“While VMG is much more than a portal play, it’s critical that we have a consumer-facing brand that will act as the front door to attract consumers and in turn allow us to offer products and services in a range of verticals across the property ecosystem,” Mr Catalano said. “Our plan is to create a digital real estate superstore under the new View brand that will play in the $300 billion adjacency categories rather than solely focus on the $1

billion of digital property advertising.”

“We’ve listened to the industry and the time is right for an offer to come to market with an alternative model that addresses the real estate industry’s concern at the continually

escalating price of advertising.”

The View portal is available through app stores and will include properties across the country, not just those on the market right now.
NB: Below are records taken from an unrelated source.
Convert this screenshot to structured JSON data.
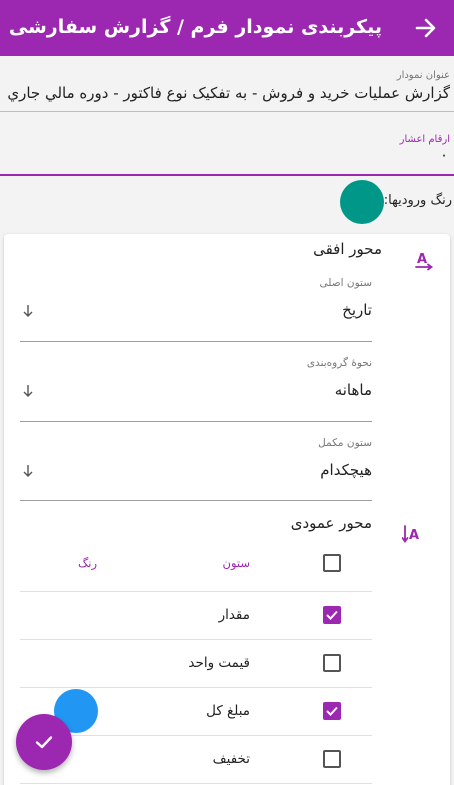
{
  "header": {
    "title": "پیکربندی نمودار فرم / گزارش سفارشی",
    "back_icon": "arrow-right-icon"
  },
  "form": {
    "chart_title_label": "عنوان نمودار",
    "chart_title_value": "گزارش عمليات خريد و فروش - به تفکيک نوع فاکتور - دوره مالي جاري",
    "decimals_label": "ارقام اعشار",
    "decimals_value": "۰",
    "input_color_label": "رنگ ورودیها:",
    "input_color": "#009688",
    "accent_color": "#9c27b0"
  },
  "horizontal_axis": {
    "title": "محور افقی",
    "icon": "horizontal-axis-icon",
    "main_column_label": "ستون اصلی",
    "main_column_value": "تاریخ",
    "grouping_label": "نحوهٔ گروه‌بندی",
    "grouping_value": "ماهانه",
    "complementary_label": "ستون مکمل",
    "complementary_value": "هیچکدام"
  },
  "vertical_axis": {
    "title": "محور عمودی",
    "icon": "vertical-axis-icon",
    "column_header": "ستون",
    "color_header": "رنگ",
    "rows": [
      {
        "label": "مقدار",
        "checked": true
      },
      {
        "label": "قیمت واحد",
        "checked": false
      },
      {
        "label": "مبلغ کل",
        "checked": true,
        "color": "#2196f3"
      },
      {
        "label": "تخفیف",
        "checked": false
      }
    ]
  },
  "fab": {
    "icon": "check-icon"
  }
}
“That means view.com.au will showcase more than 11 million properties in Australia compared to some of the portals which feature around 140,000 properties for sale,” Mr Catalano said. “From Day 1 we will provide consumers with a complete view of the market.’’ 

View has worked with mapping partner Nearmap to create the ability to have a comprehensive overview of all properties.

“We’ve had a look globally at best practice search for property and we’ve consumer tested a range of options and without doubt the preferred experience is map-based search,” View CEO Toby Blazs said. “So unlike others in the market who default consumers to a list view, we’ll default our search results via a map.”

Mr Catalano said the innovative site was designed to be a true disruptor in the proptech sector.

“VMG continues to grow and tick off the key parts of its strategic plan,” he said. “We are well on the way to forming a global-first conglomerate of proptech assets including portals, ad tech, lead generation, lead management solutions, media planning and buying, AI services, data and connections all under the one roof.”


Chris Dixon, a partner who led the charge, says he has a ‘very long-term horizon’

Americans now think they need at least $1.25 million for retirement, a 20% increase from a year ago, according to a survey by Northwestern Mutual

Related Stories
Is China’s Economy Stabilising? Why September’s Data May Disappoint.
By RESHMA KAPADIA 29/09/2023
Western Sydney’s hottest place to cool down opens
The World’s Biggest Crypto Firm Is Melting Down
    Your Cart
    Your cart is emptyReturn to Shop